◆ TASK PROMPT
Retype every entry word for word. Omit the pictures.

◆ DATASET EXCERPTS
──────

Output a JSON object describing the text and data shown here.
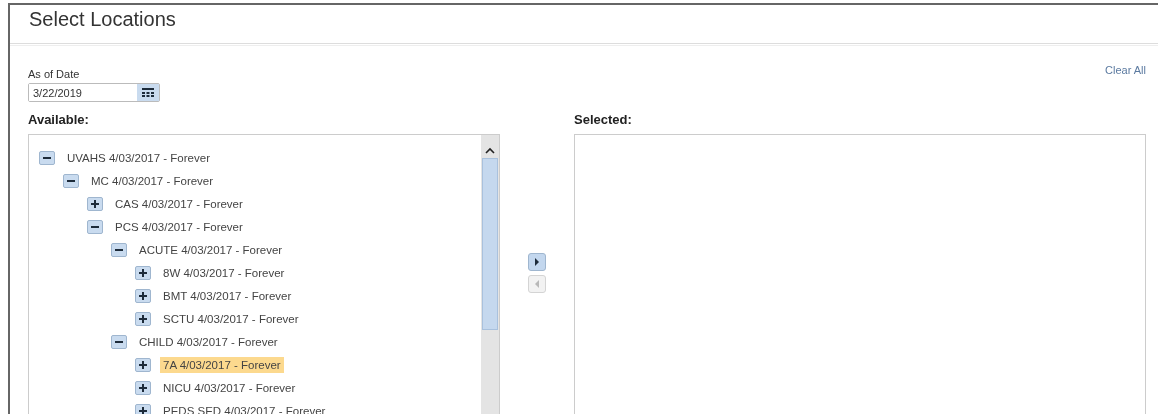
{
  "dialog": {
    "title": "Select Locations"
  },
  "as_of_date": {
    "label": "As of Date",
    "value": "3/22/2019"
  },
  "clear_all": "Clear All",
  "available": {
    "label": "Available:",
    "tree": [
      {
        "label": "UVAHS 4/03/2017 - Forever",
        "expanded": true,
        "selected": false,
        "children": [
          {
            "label": "MC 4/03/2017 - Forever",
            "expanded": true,
            "selected": false,
            "children": [
              {
                "label": "CAS 4/03/2017 - Forever",
                "expanded": false,
                "selected": false
              },
              {
                "label": "PCS 4/03/2017 - Forever",
                "expanded": true,
                "selected": false,
                "children": [
                  {
                    "label": "ACUTE 4/03/2017 - Forever",
                    "expanded": true,
                    "selected": false,
                    "children": [
                      {
                        "label": "8W 4/03/2017 - Forever",
                        "expanded": false,
                        "selected": false
                      },
                      {
                        "label": "BMT 4/03/2017 - Forever",
                        "expanded": false,
                        "selected": false
                      },
                      {
                        "label": "SCTU 4/03/2017 - Forever",
                        "expanded": false,
                        "selected": false
                      }
                    ]
                  },
                  {
                    "label": "CHILD 4/03/2017 - Forever",
                    "expanded": true,
                    "selected": false,
                    "children": [
                      {
                        "label": "7A 4/03/2017 - Forever",
                        "expanded": false,
                        "selected": true
                      },
                      {
                        "label": "NICU 4/03/2017 - Forever",
                        "expanded": false,
                        "selected": false
                      },
                      {
                        "label": "PEDS SED 4/03/2017 - Forever",
                        "expanded": false,
                        "selected": false
                      }
                    ]
                  }
                ]
              }
            ]
          }
        ]
      }
    ]
  },
  "move_buttons": [
    {
      "kind": "add",
      "disabled": false
    },
    {
      "kind": "remove",
      "disabled": true
    }
  ],
  "selected": {
    "label": "Selected:"
  }
}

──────

◆ RESPONSE
Output a JSON object describing the text and data shown here.
{
  "dialog": {
    "title": "Select Locations"
  },
  "as_of_date": {
    "label": "As of Date",
    "value": "3/22/2019"
  },
  "clear_all": "Clear All",
  "available": {
    "label": "Available:",
    "tree": [
      {
        "label": "UVAHS 4/03/2017 - Forever",
        "expanded": true,
        "selected": false,
        "children": [
          {
            "label": "MC 4/03/2017 - Forever",
            "expanded": true,
            "selected": false,
            "children": [
              {
                "label": "CAS 4/03/2017 - Forever",
                "expanded": false,
                "selected": false
              },
              {
                "label": "PCS 4/03/2017 - Forever",
                "expanded": true,
                "selected": false,
                "children": [
                  {
                    "label": "ACUTE 4/03/2017 - Forever",
                    "expanded": true,
                    "selected": false,
                    "children": [
                      {
                        "label": "8W 4/03/2017 - Forever",
                        "expanded": false,
                        "selected": false
                      },
                      {
                        "label": "BMT 4/03/2017 - Forever",
                        "expanded": false,
                        "selected": false
                      },
                      {
                        "label": "SCTU 4/03/2017 - Forever",
                        "expanded": false,
                        "selected": false
                      }
                    ]
                  },
                  {
                    "label": "CHILD 4/03/2017 - Forever",
                    "expanded": true,
                    "selected": false,
                    "children": [
                      {
                        "label": "7A 4/03/2017 - Forever",
                        "expanded": false,
                        "selected": true
                      },
                      {
                        "label": "NICU 4/03/2017 - Forever",
                        "expanded": false,
                        "selected": false
                      },
                      {
                        "label": "PEDS SED 4/03/2017 - Forever",
                        "expanded": false,
                        "selected": false
                      }
                    ]
                  }
                ]
              }
            ]
          }
        ]
      }
    ]
  },
  "move_buttons": [
    {
      "kind": "add",
      "disabled": false
    },
    {
      "kind": "remove",
      "disabled": true
    }
  ],
  "selected": {
    "label": "Selected:"
  }
}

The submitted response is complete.